The trial against Islamic State (ISIS) supporter Mohammed Rashid Sahab, who abused and enslaved 20-year-old Ashwaq Haji Hamid for two-and-a-half-months in 2014, is reportedly the first case in which a Yezidi survivor has played a prominent role in court proceedings against their abuser.
“The most important thing to me is that my dream came true and I was watching the one who raped me sentenced to death,” Hamid was quoted in the New York Times on Monday.
Sahab, originally from Anbar province, captured Hamid as the Yezidi homeland of Shingal was overrun by ISIS in August 2014.
Hamid managed to escape captivity and traveled to Germany, where Sahab tracked her down years later. The shocking encounter attracted worldwide media attention.
Sahab, also known as Abu Hamam, was eventually captured by Iraqi police and taken to Baghdad to stand trial.
He was sentenced to death by hanging in accordance with article 4 of Iraq’s 2005 Anti-terrorism law no.13, which grants the death penalty for members of terrorist organizations.
A statement from Iraq’s Supreme Judicial Council explicitly mentions the rape committed against Hamid – a significant departure from previous cases against ISIS members, which tend to focus exclusively on suspects’ ties to the terrorist organization rather than specific atrocities.

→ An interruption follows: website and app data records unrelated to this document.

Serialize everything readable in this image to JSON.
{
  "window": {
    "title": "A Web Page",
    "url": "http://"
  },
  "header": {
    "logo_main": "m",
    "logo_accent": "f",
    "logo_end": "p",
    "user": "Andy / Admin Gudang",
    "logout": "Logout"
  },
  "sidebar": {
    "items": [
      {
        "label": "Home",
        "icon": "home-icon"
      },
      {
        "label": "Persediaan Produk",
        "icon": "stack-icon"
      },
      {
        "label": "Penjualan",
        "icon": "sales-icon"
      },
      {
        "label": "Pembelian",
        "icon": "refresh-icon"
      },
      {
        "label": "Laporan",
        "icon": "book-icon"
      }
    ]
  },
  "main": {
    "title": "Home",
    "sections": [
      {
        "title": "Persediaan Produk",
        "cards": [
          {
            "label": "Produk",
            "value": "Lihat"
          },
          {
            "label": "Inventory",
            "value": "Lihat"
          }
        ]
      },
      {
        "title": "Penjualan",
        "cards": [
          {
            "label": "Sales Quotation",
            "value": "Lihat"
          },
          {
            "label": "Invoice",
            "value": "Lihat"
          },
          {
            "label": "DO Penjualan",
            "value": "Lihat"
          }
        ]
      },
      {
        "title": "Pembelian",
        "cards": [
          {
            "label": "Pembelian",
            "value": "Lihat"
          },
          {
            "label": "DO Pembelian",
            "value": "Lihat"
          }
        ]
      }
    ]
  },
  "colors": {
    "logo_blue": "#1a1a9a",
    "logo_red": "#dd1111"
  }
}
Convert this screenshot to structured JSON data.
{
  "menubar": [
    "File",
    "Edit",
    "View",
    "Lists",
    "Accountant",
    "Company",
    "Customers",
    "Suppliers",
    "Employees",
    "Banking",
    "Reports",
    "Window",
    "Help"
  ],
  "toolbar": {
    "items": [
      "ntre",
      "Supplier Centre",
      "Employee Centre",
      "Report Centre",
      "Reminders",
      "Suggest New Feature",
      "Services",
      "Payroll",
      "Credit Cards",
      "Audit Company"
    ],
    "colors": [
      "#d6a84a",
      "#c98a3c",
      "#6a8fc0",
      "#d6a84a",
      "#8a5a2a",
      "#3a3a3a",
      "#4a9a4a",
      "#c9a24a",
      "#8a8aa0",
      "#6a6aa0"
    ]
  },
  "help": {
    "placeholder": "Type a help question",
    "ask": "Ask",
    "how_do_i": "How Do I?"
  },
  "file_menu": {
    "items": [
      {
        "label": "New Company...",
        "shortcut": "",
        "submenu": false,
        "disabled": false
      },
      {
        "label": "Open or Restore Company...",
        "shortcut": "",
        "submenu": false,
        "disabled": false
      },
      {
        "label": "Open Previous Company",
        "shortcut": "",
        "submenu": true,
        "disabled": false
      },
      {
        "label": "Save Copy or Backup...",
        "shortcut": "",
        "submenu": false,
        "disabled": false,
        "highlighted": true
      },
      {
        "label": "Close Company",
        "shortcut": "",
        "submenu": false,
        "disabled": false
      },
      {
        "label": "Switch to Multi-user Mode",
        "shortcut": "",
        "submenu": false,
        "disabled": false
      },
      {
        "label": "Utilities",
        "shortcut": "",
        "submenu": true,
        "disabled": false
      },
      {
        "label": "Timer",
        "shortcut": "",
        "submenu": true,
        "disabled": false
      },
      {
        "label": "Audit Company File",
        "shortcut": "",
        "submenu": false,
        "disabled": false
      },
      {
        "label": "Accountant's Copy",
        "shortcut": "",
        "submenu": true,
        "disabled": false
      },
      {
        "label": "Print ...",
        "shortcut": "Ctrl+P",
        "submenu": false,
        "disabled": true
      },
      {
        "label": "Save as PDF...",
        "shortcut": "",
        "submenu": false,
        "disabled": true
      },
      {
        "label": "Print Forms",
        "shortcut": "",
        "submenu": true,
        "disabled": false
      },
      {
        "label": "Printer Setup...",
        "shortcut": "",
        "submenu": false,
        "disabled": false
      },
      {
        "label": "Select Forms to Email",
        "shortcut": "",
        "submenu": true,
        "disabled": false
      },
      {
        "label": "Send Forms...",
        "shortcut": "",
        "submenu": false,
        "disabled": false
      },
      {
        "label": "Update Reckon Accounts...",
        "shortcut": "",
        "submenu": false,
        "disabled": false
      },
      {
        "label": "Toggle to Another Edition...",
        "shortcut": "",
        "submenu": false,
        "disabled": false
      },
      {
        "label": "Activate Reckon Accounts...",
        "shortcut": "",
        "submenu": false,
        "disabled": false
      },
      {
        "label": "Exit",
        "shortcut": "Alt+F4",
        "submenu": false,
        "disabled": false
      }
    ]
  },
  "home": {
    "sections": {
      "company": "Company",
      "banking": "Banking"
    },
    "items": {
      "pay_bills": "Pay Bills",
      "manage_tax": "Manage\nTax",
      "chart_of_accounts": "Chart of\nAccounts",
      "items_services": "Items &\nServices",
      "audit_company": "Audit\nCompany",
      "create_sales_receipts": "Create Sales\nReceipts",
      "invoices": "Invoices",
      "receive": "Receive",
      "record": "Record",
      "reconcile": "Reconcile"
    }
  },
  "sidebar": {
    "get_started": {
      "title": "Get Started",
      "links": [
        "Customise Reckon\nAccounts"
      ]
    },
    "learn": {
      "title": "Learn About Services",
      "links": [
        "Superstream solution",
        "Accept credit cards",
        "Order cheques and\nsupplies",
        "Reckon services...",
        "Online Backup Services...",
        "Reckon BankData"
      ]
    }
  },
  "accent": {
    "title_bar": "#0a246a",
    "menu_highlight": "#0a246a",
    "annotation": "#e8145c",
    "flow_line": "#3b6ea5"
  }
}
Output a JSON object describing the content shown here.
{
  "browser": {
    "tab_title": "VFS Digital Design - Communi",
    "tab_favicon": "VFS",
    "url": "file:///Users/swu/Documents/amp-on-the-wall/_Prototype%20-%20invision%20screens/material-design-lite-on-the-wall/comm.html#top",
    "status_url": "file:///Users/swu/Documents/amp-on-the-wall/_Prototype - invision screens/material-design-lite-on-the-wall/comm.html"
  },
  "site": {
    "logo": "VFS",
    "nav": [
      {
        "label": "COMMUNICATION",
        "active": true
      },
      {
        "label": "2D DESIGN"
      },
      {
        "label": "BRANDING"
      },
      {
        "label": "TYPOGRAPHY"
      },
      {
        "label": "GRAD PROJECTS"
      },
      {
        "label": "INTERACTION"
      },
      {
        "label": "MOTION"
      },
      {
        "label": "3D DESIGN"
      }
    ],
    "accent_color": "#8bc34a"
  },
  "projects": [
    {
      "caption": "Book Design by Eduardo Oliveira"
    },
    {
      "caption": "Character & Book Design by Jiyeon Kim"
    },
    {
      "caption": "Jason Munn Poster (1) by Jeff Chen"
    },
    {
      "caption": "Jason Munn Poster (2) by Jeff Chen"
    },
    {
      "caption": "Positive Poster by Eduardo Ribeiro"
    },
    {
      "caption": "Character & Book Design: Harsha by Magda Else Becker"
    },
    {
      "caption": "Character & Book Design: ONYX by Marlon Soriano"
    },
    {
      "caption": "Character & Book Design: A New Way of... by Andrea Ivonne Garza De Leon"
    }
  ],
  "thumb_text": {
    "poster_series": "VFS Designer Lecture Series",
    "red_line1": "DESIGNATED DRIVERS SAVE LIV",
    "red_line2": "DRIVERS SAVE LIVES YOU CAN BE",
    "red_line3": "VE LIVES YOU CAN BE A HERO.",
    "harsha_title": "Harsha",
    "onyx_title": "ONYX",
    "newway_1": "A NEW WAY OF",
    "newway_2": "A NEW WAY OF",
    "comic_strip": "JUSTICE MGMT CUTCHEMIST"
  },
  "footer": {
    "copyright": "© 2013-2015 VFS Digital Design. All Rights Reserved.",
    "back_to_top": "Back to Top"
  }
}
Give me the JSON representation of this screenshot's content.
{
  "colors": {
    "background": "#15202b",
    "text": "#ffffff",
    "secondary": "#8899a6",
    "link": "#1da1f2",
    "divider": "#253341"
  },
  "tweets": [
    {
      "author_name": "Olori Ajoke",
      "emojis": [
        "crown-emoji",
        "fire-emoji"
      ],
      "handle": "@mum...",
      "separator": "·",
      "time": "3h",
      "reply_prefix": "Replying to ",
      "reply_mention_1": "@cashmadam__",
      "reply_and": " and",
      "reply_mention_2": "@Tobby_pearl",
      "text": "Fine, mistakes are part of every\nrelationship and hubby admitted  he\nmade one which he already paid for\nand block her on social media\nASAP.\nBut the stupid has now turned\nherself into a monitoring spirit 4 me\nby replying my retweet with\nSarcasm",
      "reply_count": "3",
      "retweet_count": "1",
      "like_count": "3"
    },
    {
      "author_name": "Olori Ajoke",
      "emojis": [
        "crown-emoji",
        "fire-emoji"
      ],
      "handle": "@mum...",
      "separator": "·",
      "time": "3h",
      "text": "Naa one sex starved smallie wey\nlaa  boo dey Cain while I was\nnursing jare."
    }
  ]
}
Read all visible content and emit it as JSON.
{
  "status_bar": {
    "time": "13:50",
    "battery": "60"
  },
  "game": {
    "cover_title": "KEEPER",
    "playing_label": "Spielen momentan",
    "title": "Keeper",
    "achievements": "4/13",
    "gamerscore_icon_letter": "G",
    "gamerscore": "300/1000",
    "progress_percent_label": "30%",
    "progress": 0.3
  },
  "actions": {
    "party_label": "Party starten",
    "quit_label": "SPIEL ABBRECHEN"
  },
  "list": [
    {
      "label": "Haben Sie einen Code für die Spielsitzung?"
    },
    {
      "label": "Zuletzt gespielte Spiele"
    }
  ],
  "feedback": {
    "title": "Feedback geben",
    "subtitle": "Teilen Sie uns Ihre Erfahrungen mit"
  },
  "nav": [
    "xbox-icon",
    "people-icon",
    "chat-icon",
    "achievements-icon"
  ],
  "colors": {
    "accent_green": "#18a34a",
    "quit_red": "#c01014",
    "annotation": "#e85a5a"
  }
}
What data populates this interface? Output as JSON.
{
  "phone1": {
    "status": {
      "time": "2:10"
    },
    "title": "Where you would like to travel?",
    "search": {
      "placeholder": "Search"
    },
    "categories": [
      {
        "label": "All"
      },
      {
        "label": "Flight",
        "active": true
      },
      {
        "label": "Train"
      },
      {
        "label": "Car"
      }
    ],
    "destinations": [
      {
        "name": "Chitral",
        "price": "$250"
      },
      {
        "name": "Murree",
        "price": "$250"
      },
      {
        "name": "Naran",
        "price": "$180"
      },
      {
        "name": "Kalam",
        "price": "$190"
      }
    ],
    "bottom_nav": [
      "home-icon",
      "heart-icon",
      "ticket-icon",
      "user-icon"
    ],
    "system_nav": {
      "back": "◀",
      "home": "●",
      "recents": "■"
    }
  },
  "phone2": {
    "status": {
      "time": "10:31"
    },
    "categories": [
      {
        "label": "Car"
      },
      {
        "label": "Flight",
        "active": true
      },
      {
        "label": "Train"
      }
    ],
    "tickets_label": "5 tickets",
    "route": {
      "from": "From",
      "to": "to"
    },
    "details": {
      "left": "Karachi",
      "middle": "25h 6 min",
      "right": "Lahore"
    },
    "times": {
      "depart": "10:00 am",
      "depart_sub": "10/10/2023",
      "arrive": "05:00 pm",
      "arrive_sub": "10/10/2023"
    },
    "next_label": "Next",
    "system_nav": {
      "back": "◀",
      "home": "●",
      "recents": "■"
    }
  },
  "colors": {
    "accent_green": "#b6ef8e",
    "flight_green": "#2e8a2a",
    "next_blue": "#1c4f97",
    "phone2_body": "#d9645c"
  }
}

In a video published on Facebook, author and activist Amy L Beam, who was with Hamid in the courthouse, described the case and the hearing, which followed more than a year-and-a-half of investigations.
Beam, who met the Yezidi survivor two years ago, praised the court proceedings and the Iraqi justice system, which has recently come under fire for its handling of ISIS suspects.
“I couldn’t have been more impressed with the Iraqi justice system as I saw it today. There have been other cases that were unjust, but this investigation was very thorough,” she told Rudaw English via telephone.
“We don’t need Brussels and the [International Criminal Court] ICC to have justice,” she added, acknowledging that many survivors are afraid to come forward fearing of retribution against family members.
Hamid, from the town of Khanasor in Shingal, managed to escape her captor with other Yezidis after slipping sleeping pills into food prepared for their captors, the court heard.
She was initially sent to Germany under a survivors’ rehabilitation program. However, she returned to the Kurdistan Region of Iraq two years ago after Sahab tracked her down in Germany.
Hamid travelled to Baghdad six times to provide evidence against the accused, Beam said. It took 11 months for Iraqi intelligence police to arrest her captor.
Hamid confronted her captor in a tearful televised encounter aired late last year, which drew concerns over media coverage of the Yezidi plight.
She also provided evidence for more than an hour in the courtroom on Monday, reliving her traumatic experience.
“She is the bravest woman I know,” Beam said.